Sunday, 14 August 2011

Opposing the reactionary backlash

David Cameron has said that those who "loot and pillage their own community" should be kicked out of their council houses. This has already started to come true, with a woman in Wandsworth served an eviction notice for her son's conviction. But this is just the tip of the iceberg in the reactionary backlash following the riots, and it needs to be resisted.

The most obvious point here is that what we are seeing is an acceptance of guilt by association. Even if you accept the premise that only "tough" action addresses crime, and for that matter that Daniel Sartain-Clarke is guilty (he has at the time of writing been charged but not convicted), neither his mother nor his eight-year-old sister have committed any crime. Cameron's position is that eviction will make life "tougher for them but they should have thought about that before they started burgling," but the problem here is that at least two thirds of those facing tougher conditions weren't burgling.
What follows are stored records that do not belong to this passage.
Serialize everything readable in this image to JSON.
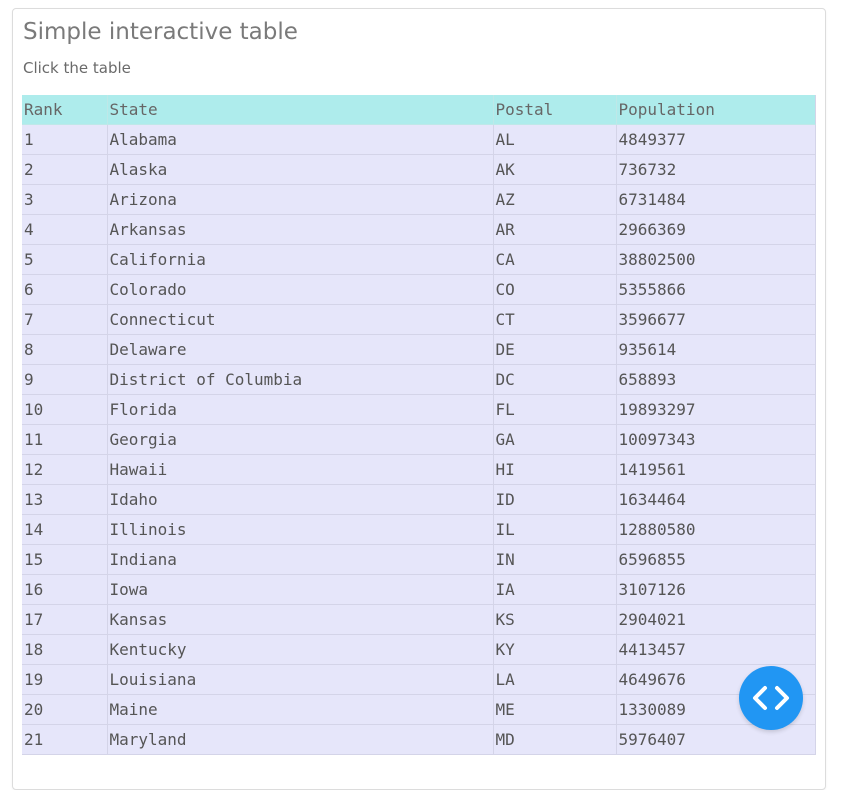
{
  "page": {
    "title": "Simple interactive table",
    "subtitle": "Click the table"
  },
  "table": {
    "headers": [
      "Rank",
      "State",
      "Postal",
      "Population"
    ],
    "rows": [
      [
        "1",
        "Alabama",
        "AL",
        "4849377"
      ],
      [
        "2",
        "Alaska",
        "AK",
        "736732"
      ],
      [
        "3",
        "Arizona",
        "AZ",
        "6731484"
      ],
      [
        "4",
        "Arkansas",
        "AR",
        "2966369"
      ],
      [
        "5",
        "California",
        "CA",
        "38802500"
      ],
      [
        "6",
        "Colorado",
        "CO",
        "5355866"
      ],
      [
        "7",
        "Connecticut",
        "CT",
        "3596677"
      ],
      [
        "8",
        "Delaware",
        "DE",
        "935614"
      ],
      [
        "9",
        "District of Columbia",
        "DC",
        "658893"
      ],
      [
        "10",
        "Florida",
        "FL",
        "19893297"
      ],
      [
        "11",
        "Georgia",
        "GA",
        "10097343"
      ],
      [
        "12",
        "Hawaii",
        "HI",
        "1419561"
      ],
      [
        "13",
        "Idaho",
        "ID",
        "1634464"
      ],
      [
        "14",
        "Illinois",
        "IL",
        "12880580"
      ],
      [
        "15",
        "Indiana",
        "IN",
        "6596855"
      ],
      [
        "16",
        "Iowa",
        "IA",
        "3107126"
      ],
      [
        "17",
        "Kansas",
        "KS",
        "2904021"
      ],
      [
        "18",
        "Kentucky",
        "KY",
        "4413457"
      ],
      [
        "19",
        "Louisiana",
        "LA",
        "4649676"
      ],
      [
        "20",
        "Maine",
        "ME",
        "1330089"
      ],
      [
        "21",
        "Maryland",
        "MD",
        "5976407"
      ]
    ]
  },
  "fab": {
    "icon": "code-icon",
    "color": "#2196f3"
  },
  "colors": {
    "header_bg": "#aeecec",
    "row_bg": "#e6e6fa"
  }
}
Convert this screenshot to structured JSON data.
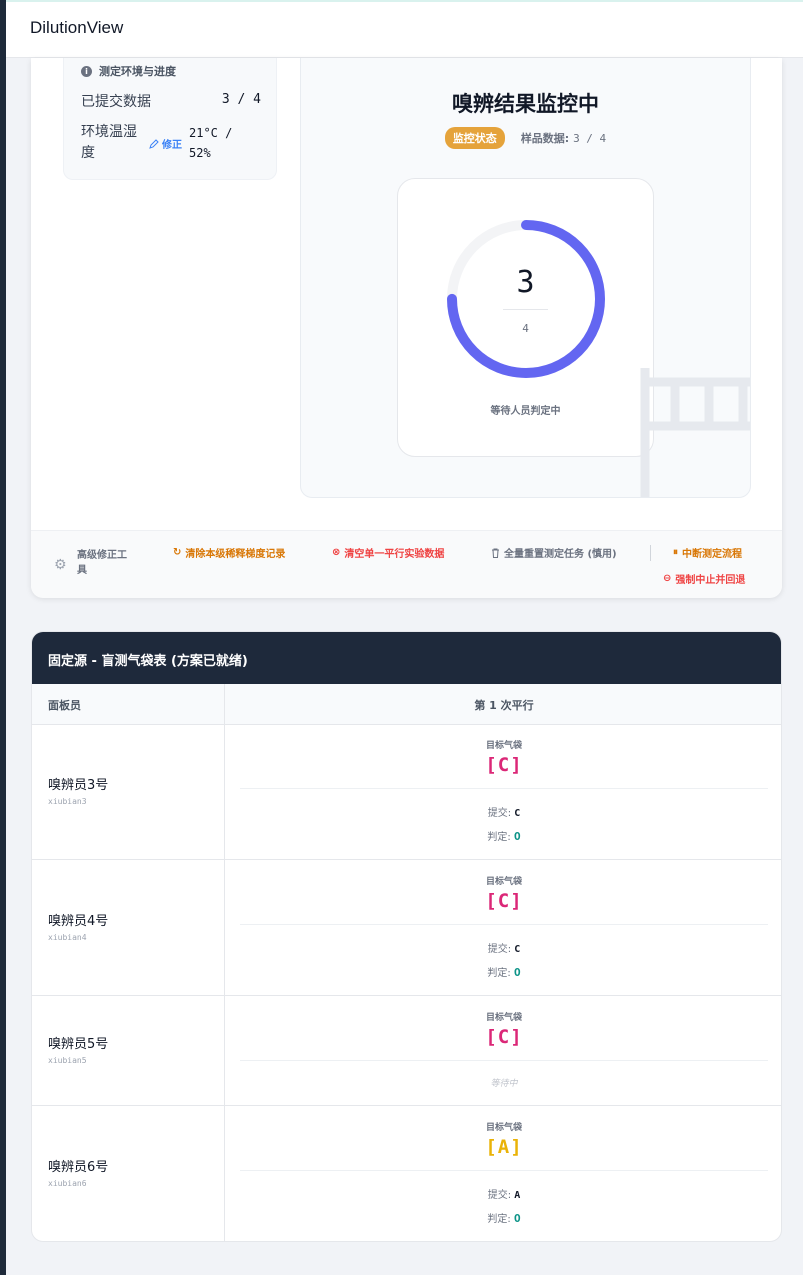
{
  "app": {
    "title": "DilutionView"
  },
  "env": {
    "heading": "测定环境与进度",
    "submitted_label": "已提交数据",
    "submitted_value": "3 / 4",
    "temp_label": "环境温湿度",
    "fix_label": "修正",
    "temp_value": "21°C / 52%"
  },
  "monitor": {
    "title": "嗅辨结果监控中",
    "badge": "监控状态",
    "sample_label": "样品数据:",
    "sample_value": "3 / 4",
    "progress_current": "3",
    "progress_total": "4",
    "progress_fraction": 0.75,
    "waiting_text": "等待人员判定中"
  },
  "toolbar": {
    "label": "高级修正工具",
    "clear_dilution": "清除本级稀释梯度记录",
    "clear_parallel": "清空单一平行实验数据",
    "reset_all": "全量重置测定任务 (慎用)",
    "interrupt": "中断测定流程",
    "force_stop": "强制中止并回退"
  },
  "colors": {
    "accent": "#6366f1",
    "badge": "#e5a33b",
    "bag_c": "#db2777",
    "bag_a": "#eab308",
    "judge_ok": "#0d9488"
  },
  "table": {
    "title": "固定源 - 盲测气袋表 (方案已就绪)",
    "col_panelist": "面板员",
    "col_round": "第 1 次平行",
    "target_label": "目标气袋",
    "submit_label": "提交:",
    "judge_label": "判定:",
    "waiting_label": "等待中",
    "rows": [
      {
        "name": "嗅辨员3号",
        "id": "xiubian3",
        "target": "[C]",
        "submit": "C",
        "judge": "O"
      },
      {
        "name": "嗅辨员4号",
        "id": "xiubian4",
        "target": "[C]",
        "submit": "C",
        "judge": "O"
      },
      {
        "name": "嗅辨员5号",
        "id": "xiubian5",
        "target": "[C]"
      },
      {
        "name": "嗅辨员6号",
        "id": "xiubian6",
        "target": "[A]",
        "submit": "A",
        "judge": "O"
      }
    ]
  }
}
Likewise, Manchester City Council are preparing to evict the family of a 12-year-old boy photographed stealing a £7.49 bottle of wine from Sainsbury’s. Yet the family did not steal that bottle of wine, even aside from the fact that losing your home is a harsh price to pay for something worth less than a tenner. In justifying this policy, Eric Pickles says that "they've done their best to destroy neighbourhoods, and frankly I don't feel terribly sympathetic towards them." But that can't honestly be applied to the cases we're seeing.

We also ought to acknowledge that the kind of crimes that we're talking about aren't unique to a riot situation. As Cautiously Pessimistic points out;
A balanced, sober assessment of the situation ... tells us that we live in a society where poor people do horrible things to other poor people on a fairly regular basis, without anyone making much of a fuss about it, and also riot from time to time, which means that they start attacking police officers and businesses, which causes a huge fuss, as well as doing horrible things to other poor people on a greater, or at least faster, level. So, those of us who are genuinely shocked and upset by people being mugged or burnt out of their houses can’t just wish for  things to go back to being the way they were before, since that’d just mean a return to a constant low level of anti-social crime, along with, sooner or later, the inevitable return of this kind of uprising.
Which, ultimately, means that if these measures were being applied they wouldn't just be used in the aftermath of significant unrest. They would be constant, and no doubt they would escalate as the knock-on effects of such a policy caused further disturbances.

After all, we should not imagine that kicking entire families out of their home would lessen the sense of anger and alienation that erupted last Saturday night in Tottenham. Nor should we kid ourselves that making life harder for people and taking away welfare will reduce the amount of people who feel they have nothing to lose. All we are doing is pouring more gunpowder on ground, to make the explosion all the larger next time.

Likewise, we need to fiercely resist other measures being proposed - from a ban on social media during unrest, and opening up Blackberry Messenger to the state for scrutiny, to the use of water cannons, plastic bullets, and other excessive force on the streets. The most obvious reason for this being that we cannot and should not trust the state to care about civil liberties and only exercise these measures when unrest on the streets is a threat to the citizenry. Over the past year - most recently at the royal wedding - the mask of liberalism slipped and we saw the gnarled reality beneath. We should never doubt that such measures will be used against genuine dissent far more readily than against general outbreaks of disorder.

There is a different approach to take. What we have seen in a number of places is local communities organising to respond to trouble on their own terms. In Toxteth, there have been meetings on most nights, and Toxteth Against The Riots' has had a presence on the streets both to secure neighbourhood peace and to stop kids being the victims of police violence. Similar initiatives have sprung up in places like Deptford.

This is a counterpoint to the reaction now gripping public opinion. It is a demonstration that working class people can defend ourselves through self-organisation without having to support the state or hand people over to it. It is also a fundamental building block for the kind of community solidarity that can significantly reduce the kind of indiscriminate violence that results in one section of the working class attacking another.

On the other hand reaction is also spreading. There was the clamour for harsh measures against the rioters, fuelled by the sensationalism of the media. But there is also the significant EDL presence in places like Eltham, and the BNP's national day of action yesterday. There are dangerous currents brewing at the moment, which will turn the working class in on itself, as well as deepening the sense of alienation, anger, and desperation amongst the lowest layers of society which caught fire in Tottenham. That the expression of that mood was direction-less, youth blindly lashing out in the form of rioting, looting, etc, doesn't change that.

It is challenging that mood, and building up community links at a grassroots level, that will help us to rebuild working class culture and chip away at the helpless rage and isolationism that many young people feel. But if the actions of a twelve year old boy is seeing his whole family made homeless, and we as a community tolerate that, we can see just how far we have to go.